Mike

The study conducted about hand washing is pretty flawed in terms of being able to compare cities. In Chicago they conducted research at a museum and an aquarium, while in New York they conducted their research at train stations. Aside from the discrepancy in socioeconomic status between the average person at a train station and the average person at a museum you have to conceder what people are going at the actual test sites. No one is having a leisurely stroll around grand central, but they are at museums. A more leisurely environment may cause people to spend more time in the bathroom and therefore more time hand washing. For this study to be able to make cross city comparisons all research should have been done at like venues ( baseball stadiums, train stations)

Mike Anderson

Mike's right about comparing across cities, or venues, for that matter. What is interesting is the overall handwashing rate, and the difference between men and women. My undergraduates recently completed a similar study here in San Antonio, and saw a comparable overall rate--76%--but didn't see any difference between men and women. I suspect our lack of difference is related to venue, since the sampling was done on college campuses.

A more useful survey would include venues as a design element, to see if there are any obvious factors that influence the handwashing rate.

The linked article leads with a perfect example of boneheaded reporting: "Are we becoming a nation of dirty liars?" Economists and survey researchers have long known to be wary of self-reported data, since memory is weak, and most folks are very poor estimators. But of course, if she'd done better than a C in basic stats, she wouldn't BE a reporter.

Mike Anderson
Lecturer in Statistics
University of Texas at San Antonio

Read more...

Petréa Mitchell

Sounds like somebody at Homeland Security needs to visit the Skeptic's Dictionary.

Maura

I want to know how Europeans compare. I find that my friends that grew up American are much more obsessed with hand sanitizers, anti-bacterial sprays, etc.
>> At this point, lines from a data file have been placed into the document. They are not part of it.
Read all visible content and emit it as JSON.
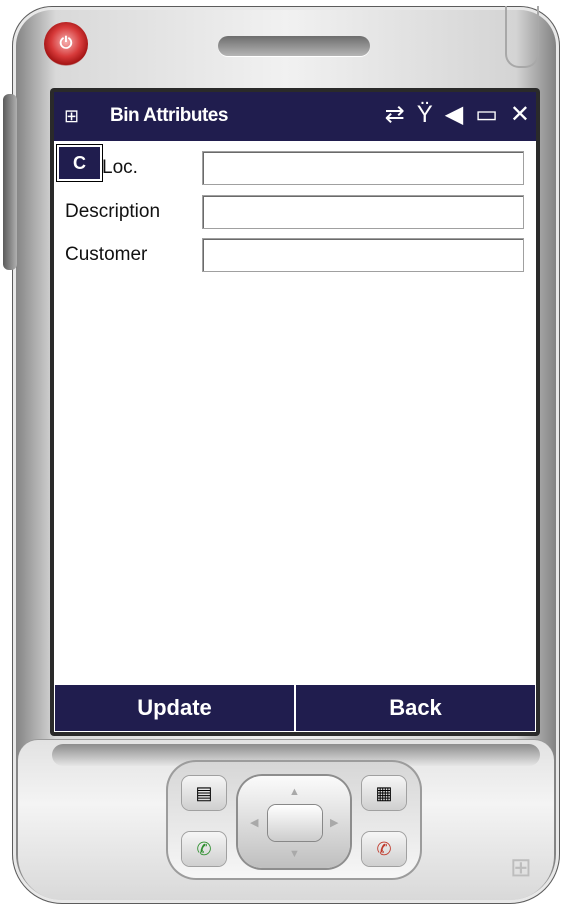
{
  "window": {
    "title": "Bin Attributes"
  },
  "tray": {
    "icons": [
      "sync-icon",
      "signal-off-icon",
      "speaker-mute-icon",
      "battery-icon",
      "close-icon"
    ]
  },
  "form": {
    "clear_button_label": "C",
    "location_label": "Loc.",
    "location_value": "",
    "description_label": "Description",
    "description_value": "",
    "customer_label": "Customer",
    "customer_value": ""
  },
  "softkeys": {
    "left_label": "Update",
    "right_label": "Back"
  },
  "colors": {
    "titlebar": "#201d4e",
    "softkey_bar": "#201d4e"
  }
}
But I am not sure of their bathroom behaviors. Could it be that America is making up lack of handwashing outside of the bathroom? Or are American companies responding to our dirtiness?

Mike
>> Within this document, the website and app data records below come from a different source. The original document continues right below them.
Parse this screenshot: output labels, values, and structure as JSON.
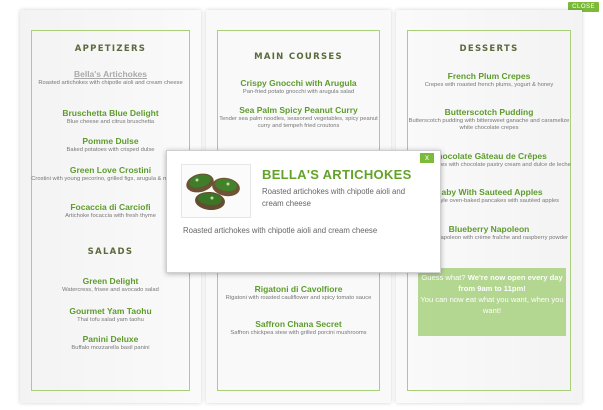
{
  "close_label": "CLOSE",
  "modal": {
    "title": "BELLA'S ARTICHOKES",
    "subtitle": "Roasted artichokes with chipotle aioli and cream cheese",
    "description": "Roasted artichokes with chipotle aioli and cream cheese",
    "close_symbol": "x"
  },
  "left": {
    "appetizers_title": "APPETIZERS",
    "appetizers": [
      {
        "name": "Bella's Artichokes",
        "desc": "Roasted artichokes with chipotle aioli and cream cheese"
      },
      {
        "name": "Bruschetta Blue Delight",
        "desc": "Blue cheese and citrus bruschetta"
      },
      {
        "name": "Pomme Dulse",
        "desc": "Baked potatoes with crisped dulse"
      },
      {
        "name": "Green Love Crostini",
        "desc": "Crostini with young pecorino, grilled figs, arugula & mint pesto"
      },
      {
        "name": "Focaccia di Carciofi",
        "desc": "Artichoke focaccia with fresh thyme"
      }
    ],
    "salads_title": "SALADS",
    "salads": [
      {
        "name": "Green Delight",
        "desc": "Watercress, frisee and avocado salad"
      },
      {
        "name": "Gourmet Yam Taohu",
        "desc": "Thai tofu salad yam taohu"
      },
      {
        "name": "Panini Deluxe",
        "desc": "Buffalo mozzarella basil panini"
      }
    ]
  },
  "middle": {
    "title": "MAIN COURSES",
    "items": [
      {
        "name": "Crispy Gnocchi with Arugula",
        "desc": "Pan-fried potato gnocchi with arugula salad"
      },
      {
        "name": "Sea Palm Spicy Peanut Curry",
        "desc": "Tender sea palm noodles, seasoned vegetables, spicy peanut curry and tempeh fried croutons"
      },
      {
        "name": "Rigatoni di Cavolfiore",
        "desc": "Rigatoni with roasted cauliflower and spicy tomato sauce"
      },
      {
        "name": "Saffron Chana Secret",
        "desc": "Saffron chickpea stew with grilled porcini mushrooms"
      }
    ]
  },
  "right": {
    "title": "DESSERTS",
    "items": [
      {
        "name": "French Plum Crepes",
        "desc": "Crepes with roasted french plums, yogurt & honey"
      },
      {
        "name": "Butterscotch Pudding",
        "desc": "Butterscotch pudding with bittersweet ganache and caramelize white chocolate crepes"
      },
      {
        "name": "Chocolate Gâteau de Crêpes",
        "desc": "Layered crêpes with chocolate pastry cream and dulce de leche"
      },
      {
        "name": "Baby With Sauteed Apples",
        "desc": "Dutch-style oven-baked pancakes with sautéed apples"
      },
      {
        "name": "Blueberry Napoleon",
        "desc": "Blueberry Napoleon with crème fraîche and raspberry powder"
      }
    ],
    "promo_lead": "Guess what? ",
    "promo_bold": "We're now open every day from 9am to 11pm!",
    "promo_tail": "You can now eat what you want, when you want!"
  }
}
The study conducted about hand washing is pretty flawed in terms of being able to compare cities. In Chicago they conducted research at a museum and an aquarium, while in New York they conducted their research at train stations. Aside from the discrepancy in socioeconomic status between the average person at a train station and the average person at a museum you have to conceder what people are going at the actual test sites. No one is having a leisurely stroll around grand central, but they are at museums. A more leisurely environment may cause people to spend more time in the bathroom and therefore more time hand washing. For this study to be able to make cross city comparisons all research should have been done at like venues ( baseball stadiums, train stations)

Mike Anderson

Mike's right about comparing across cities, or venues, for that matter. What is interesting is the overall handwashing rate, and the difference between men and women. My undergraduates recently completed a similar study here in San Antonio, and saw a comparable overall rate--76%--but didn't see any difference between men and women. I suspect our lack of difference is related to venue, since the sampling was done on college campuses.

A more useful survey would include venues as a design element, to see if there are any obvious factors that influence the handwashing rate.

The linked article leads with a perfect example of boneheaded reporting: "Are we becoming a nation of dirty liars?" Economists and survey researchers have long known to be wary of self-reported data, since memory is weak, and most folks are very poor estimators. But of course, if she'd done better than a C in basic stats, she wouldn't BE a reporter.

Mike Anderson
Lecturer in Statistics
University of Texas at San Antonio

Read more...

Petréa Mitchell

Sounds like somebody at Homeland Security needs to visit the Skeptic's Dictionary.

Maura

I want to know how Europeans compare. I find that my friends that grew up American are much more obsessed with hand sanitizers, anti-bacterial sprays, etc. But I am not sure of their bathroom behaviors. Could it be that America is making up lack of handwashing outside of the bathroom? Or are American companies responding to our dirtiness?